EXTRACTED MATERIAL –
● ● ● ● ●
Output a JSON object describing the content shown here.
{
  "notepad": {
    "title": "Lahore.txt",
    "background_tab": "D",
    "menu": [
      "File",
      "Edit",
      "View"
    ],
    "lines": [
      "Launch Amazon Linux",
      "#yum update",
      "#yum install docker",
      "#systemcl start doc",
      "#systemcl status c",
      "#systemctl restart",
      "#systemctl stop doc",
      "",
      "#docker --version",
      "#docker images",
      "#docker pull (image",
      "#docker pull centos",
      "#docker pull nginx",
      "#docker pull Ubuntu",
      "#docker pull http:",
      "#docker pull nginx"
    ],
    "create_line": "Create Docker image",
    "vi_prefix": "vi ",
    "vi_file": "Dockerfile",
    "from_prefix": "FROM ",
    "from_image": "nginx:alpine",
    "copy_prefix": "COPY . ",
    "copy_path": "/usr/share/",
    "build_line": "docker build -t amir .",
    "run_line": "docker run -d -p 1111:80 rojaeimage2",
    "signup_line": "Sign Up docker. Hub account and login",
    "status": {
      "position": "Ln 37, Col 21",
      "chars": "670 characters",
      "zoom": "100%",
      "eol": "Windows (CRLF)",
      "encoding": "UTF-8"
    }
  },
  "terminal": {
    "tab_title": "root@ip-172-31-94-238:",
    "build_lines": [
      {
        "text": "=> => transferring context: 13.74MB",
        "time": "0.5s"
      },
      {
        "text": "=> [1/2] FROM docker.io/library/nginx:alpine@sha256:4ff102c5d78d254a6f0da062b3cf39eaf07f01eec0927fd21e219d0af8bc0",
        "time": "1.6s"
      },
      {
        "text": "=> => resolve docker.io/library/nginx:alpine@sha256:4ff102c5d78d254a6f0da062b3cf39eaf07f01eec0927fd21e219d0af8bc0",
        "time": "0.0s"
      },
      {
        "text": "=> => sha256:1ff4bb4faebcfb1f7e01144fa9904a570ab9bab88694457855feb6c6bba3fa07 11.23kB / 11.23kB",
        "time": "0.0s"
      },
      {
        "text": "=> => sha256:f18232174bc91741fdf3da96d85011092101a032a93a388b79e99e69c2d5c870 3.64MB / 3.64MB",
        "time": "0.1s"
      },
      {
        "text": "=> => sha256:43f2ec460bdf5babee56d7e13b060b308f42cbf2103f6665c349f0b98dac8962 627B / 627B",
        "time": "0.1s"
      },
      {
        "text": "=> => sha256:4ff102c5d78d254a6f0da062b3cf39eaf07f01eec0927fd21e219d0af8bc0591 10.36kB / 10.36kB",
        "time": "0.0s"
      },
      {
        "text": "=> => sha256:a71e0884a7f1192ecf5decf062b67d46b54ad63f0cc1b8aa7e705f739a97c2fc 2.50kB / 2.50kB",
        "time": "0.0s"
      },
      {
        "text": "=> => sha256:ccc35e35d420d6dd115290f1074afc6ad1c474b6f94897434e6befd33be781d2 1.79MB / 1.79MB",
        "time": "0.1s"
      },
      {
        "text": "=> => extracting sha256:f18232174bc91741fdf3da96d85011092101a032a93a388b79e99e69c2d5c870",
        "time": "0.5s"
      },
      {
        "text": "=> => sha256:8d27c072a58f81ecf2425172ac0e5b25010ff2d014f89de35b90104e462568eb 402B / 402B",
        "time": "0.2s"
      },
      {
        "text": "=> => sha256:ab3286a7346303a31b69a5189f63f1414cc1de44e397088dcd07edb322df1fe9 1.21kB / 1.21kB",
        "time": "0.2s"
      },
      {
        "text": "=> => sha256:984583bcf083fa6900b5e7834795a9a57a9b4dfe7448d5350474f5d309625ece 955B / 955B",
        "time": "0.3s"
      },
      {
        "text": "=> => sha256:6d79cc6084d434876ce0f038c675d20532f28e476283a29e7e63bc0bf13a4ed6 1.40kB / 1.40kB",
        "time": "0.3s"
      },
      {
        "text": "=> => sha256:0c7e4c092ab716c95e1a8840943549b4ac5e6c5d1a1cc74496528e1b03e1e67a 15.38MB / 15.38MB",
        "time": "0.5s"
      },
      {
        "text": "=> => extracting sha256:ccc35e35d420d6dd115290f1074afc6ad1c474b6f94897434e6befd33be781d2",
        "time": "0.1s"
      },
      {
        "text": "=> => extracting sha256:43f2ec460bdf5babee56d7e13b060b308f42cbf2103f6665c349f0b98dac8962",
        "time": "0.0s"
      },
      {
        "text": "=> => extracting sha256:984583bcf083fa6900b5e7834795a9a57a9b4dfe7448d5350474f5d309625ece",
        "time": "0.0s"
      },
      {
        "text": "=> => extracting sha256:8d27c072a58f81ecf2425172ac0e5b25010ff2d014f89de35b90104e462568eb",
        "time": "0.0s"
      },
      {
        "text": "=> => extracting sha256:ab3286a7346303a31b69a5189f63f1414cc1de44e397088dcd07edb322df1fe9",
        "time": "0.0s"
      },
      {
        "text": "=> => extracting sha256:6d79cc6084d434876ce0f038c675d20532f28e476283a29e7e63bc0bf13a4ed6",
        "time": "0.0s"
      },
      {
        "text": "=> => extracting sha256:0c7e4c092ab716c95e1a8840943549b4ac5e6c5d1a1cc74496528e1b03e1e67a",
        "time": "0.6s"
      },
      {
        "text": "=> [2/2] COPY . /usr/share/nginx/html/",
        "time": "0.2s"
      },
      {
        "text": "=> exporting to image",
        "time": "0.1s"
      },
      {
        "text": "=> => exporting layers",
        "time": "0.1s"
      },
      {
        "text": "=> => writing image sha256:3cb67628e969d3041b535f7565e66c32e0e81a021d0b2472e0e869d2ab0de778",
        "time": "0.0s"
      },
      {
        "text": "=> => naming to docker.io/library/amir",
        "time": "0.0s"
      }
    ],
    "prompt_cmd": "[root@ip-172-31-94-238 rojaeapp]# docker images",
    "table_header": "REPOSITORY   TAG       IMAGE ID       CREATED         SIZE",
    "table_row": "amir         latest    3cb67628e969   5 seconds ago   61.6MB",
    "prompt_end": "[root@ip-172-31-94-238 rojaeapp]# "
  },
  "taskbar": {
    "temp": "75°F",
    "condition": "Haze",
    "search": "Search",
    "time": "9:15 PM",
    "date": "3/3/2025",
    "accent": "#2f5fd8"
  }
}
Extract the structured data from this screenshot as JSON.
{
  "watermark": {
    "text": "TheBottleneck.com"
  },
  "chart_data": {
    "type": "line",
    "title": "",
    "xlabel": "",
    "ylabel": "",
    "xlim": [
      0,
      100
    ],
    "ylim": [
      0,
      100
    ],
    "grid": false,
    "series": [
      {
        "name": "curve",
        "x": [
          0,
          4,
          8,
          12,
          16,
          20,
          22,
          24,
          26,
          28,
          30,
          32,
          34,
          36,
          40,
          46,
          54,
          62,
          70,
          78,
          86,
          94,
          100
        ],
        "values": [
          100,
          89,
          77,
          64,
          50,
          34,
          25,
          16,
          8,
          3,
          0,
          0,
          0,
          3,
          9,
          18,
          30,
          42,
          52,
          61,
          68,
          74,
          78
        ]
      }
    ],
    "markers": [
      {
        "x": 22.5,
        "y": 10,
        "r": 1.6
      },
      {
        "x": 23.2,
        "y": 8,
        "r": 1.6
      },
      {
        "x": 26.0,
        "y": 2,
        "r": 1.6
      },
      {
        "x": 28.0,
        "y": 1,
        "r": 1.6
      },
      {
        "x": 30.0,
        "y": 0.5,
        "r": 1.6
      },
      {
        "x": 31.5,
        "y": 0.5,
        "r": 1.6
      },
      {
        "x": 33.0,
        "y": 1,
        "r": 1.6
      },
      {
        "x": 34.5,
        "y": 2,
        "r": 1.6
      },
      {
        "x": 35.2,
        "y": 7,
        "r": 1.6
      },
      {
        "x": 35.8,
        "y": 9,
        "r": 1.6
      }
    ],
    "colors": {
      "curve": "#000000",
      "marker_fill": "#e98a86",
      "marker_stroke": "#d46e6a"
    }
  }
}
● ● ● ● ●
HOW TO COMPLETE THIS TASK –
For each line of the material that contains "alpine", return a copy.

YOUR RESPONSE –
    "from_image": "nginx:alpine",
        "text": "=> [1/2] FROM docker.io/library/nginx:alpine@sha256:4ff102c5d78d254a6f0da062b3cf39eaf07f01eec0927fd21e219d0af8bc0",
        "text": "=> => resolve docker.io/library/nginx:alpine@sha256:4ff102c5d78d254a6f0da062b3cf39eaf07f01eec0927fd21e219d0af8bc0",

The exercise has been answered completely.